NC) Cash is king—it’s a common saying in the business world. But surprisingly few entrepreneurs take steps to manage their cash flow so they don’t wind up with an empty bank account and nothing to pay the bills.
“One of the main causes of business failure is poor cash flow management,” says Susan Rohac, Senior Vice President, Financing and Consulting, at the Business Development Bank of Canada (BDC). The good news: cash flow management is easy to improve with a few simple steps. “Getting control over your cash flow helps you prepare for slow periods, plan your financing and have peace of mind,” Rohac says. There are great tools out there like, part-time cfo that can make this process easier than ever to do. This way you know you’ll always have money in the bank for those monthly out-goings.
Follow these five steps to get a better handle on your cash flow.

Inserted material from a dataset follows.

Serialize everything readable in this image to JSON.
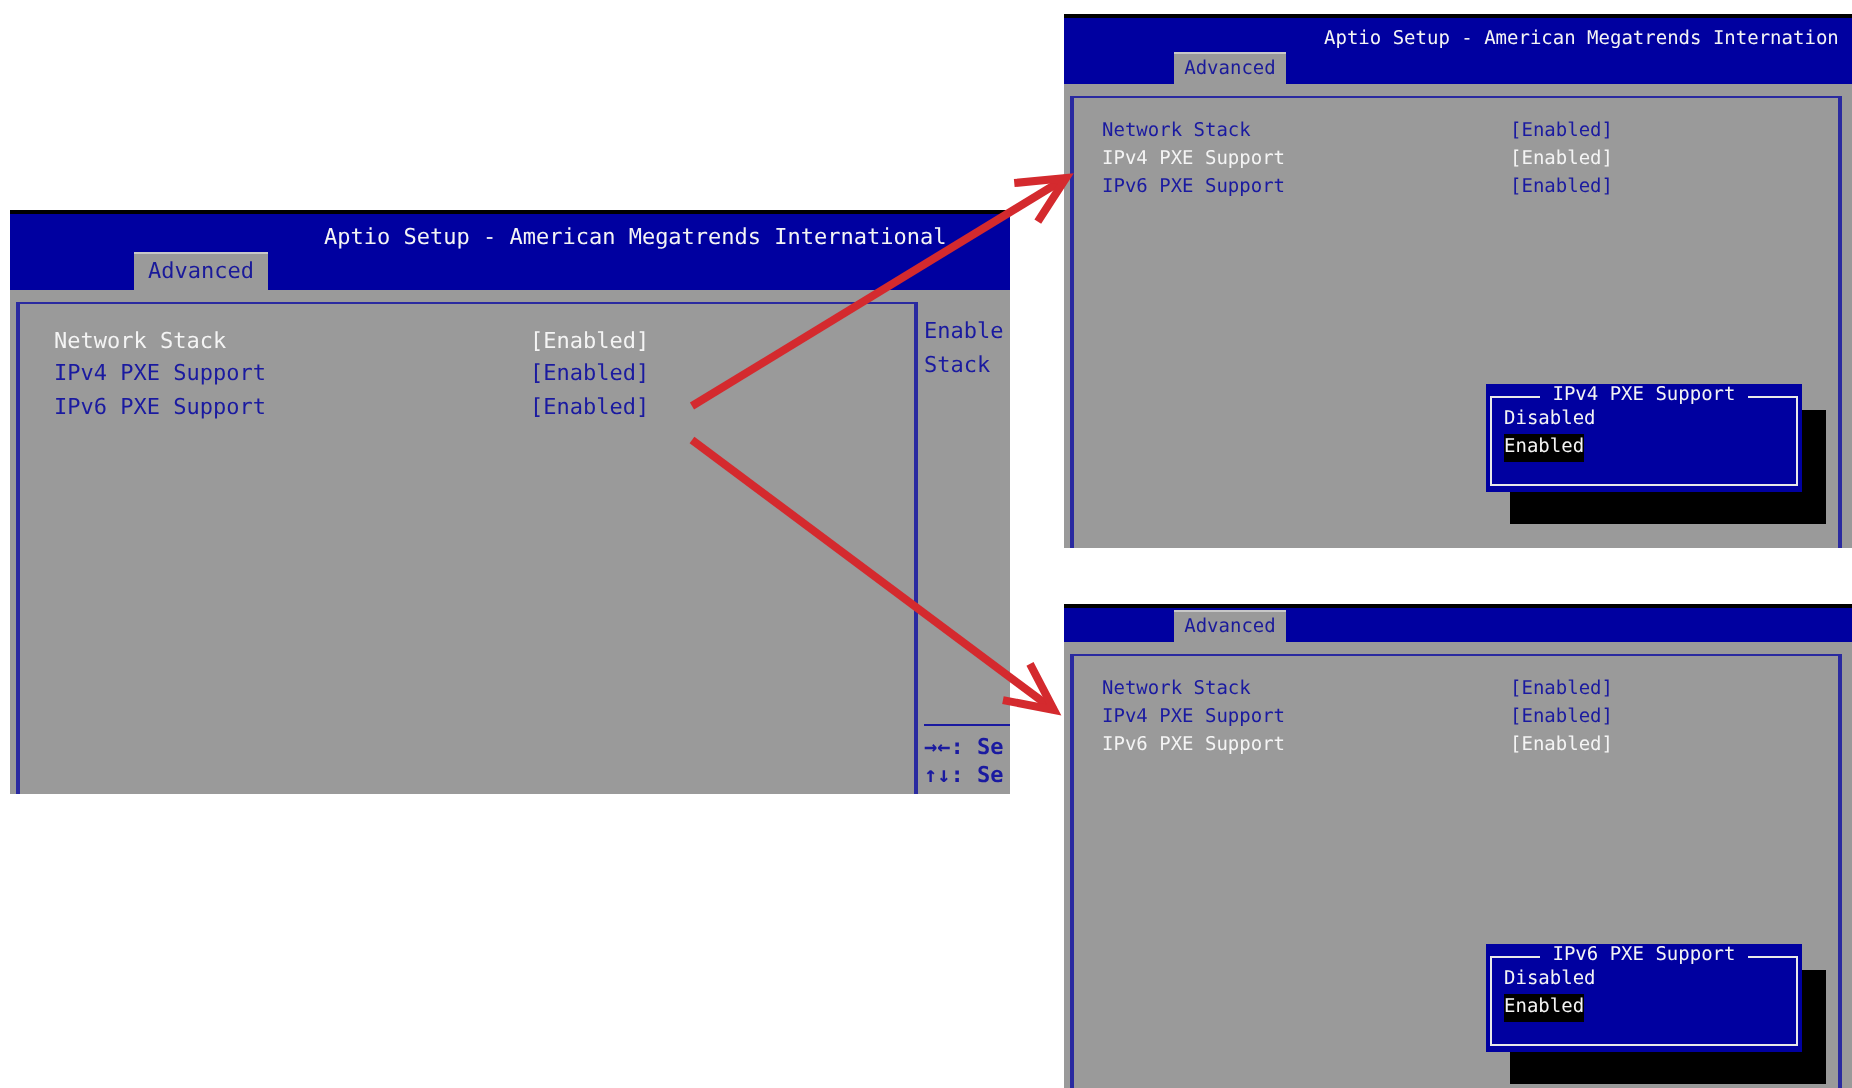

Profitability check. First, make sure your business is earning a reasonable profit. Even the greatest cash flow management won’t help if your fundamentals are out of whack.
Analyze each product and service separately to see whether it’s pulling its weight. Make sure your products are appropriately priced, and work to eliminate inefficiencies. Instead of just chasing sales, chase profitable sales.
In 2007, Mike Whittaker’s company Bonté Foods learned the consequences of poor cash flow the hard way after facing large cost overruns on two major projects.
The company had to act quickly to restore its cash position. It analyzed its profitability and realized it had to raise prices to better reflect costs. Bonté also unloaded lower-margin product lines and launched an efficiency drive while tightening cash flow management.
The changes had a huge impact. Sales in Bonté’s meat division are up 36% since 2009, while gross profit is up almost 6%. “We learned to watch our cash very carefully,” Whittaker says. “You need to always be ahead of the curve on cash flow management.”
Do a cash flow projection. Next, prepare a cash flow projection for the coming year. This is your early warning system for cash flow hiccups. Use an Excel spreadsheet or accounting software to plug in expected monthly cash inflows and outflows, including anticipated big-ticket purchases.
Use the projection to anticipate slow periods and plan in advance what to do about them. “Through the year, check your actual cash position regularly—once a week or month—against your projection to see how you’re doing and deal promptly with any divergences,” advises Rohac.
Finance big buys instead of draining cash. One of the most common cash flow mistakes is using cash to buy a major long-term asset, instead of getting financing. Even if you feel flush right now, you may suddenly wind up short of cash if you experience a sudden revenue shortfall or rapid growth.
Use your cash flow projection to plan your financing needs ahead of time, not in the midst of a crisis, when bankers may be wary to lend. Rohac also recommends matching the lifespan of a purchase with financing of similar duration.
Speed up cash inflows. Getting money into your business more quickly can save you carrying costs on your line of credit. Some tips: send out invoices more quickly, ask customers to pay electronically and charge interest to slow-payers.
Raise cash quickly in a crunch. Facing an unexpected cash flow crunch? You can raise cash quickly using various techniques: approach your bank for help; check your inventory and assets to see what you can sell off, even at a discount; ask suppliers or your landlord for extra time to pay bills; or offer your customers a big discount to earn some quick sales.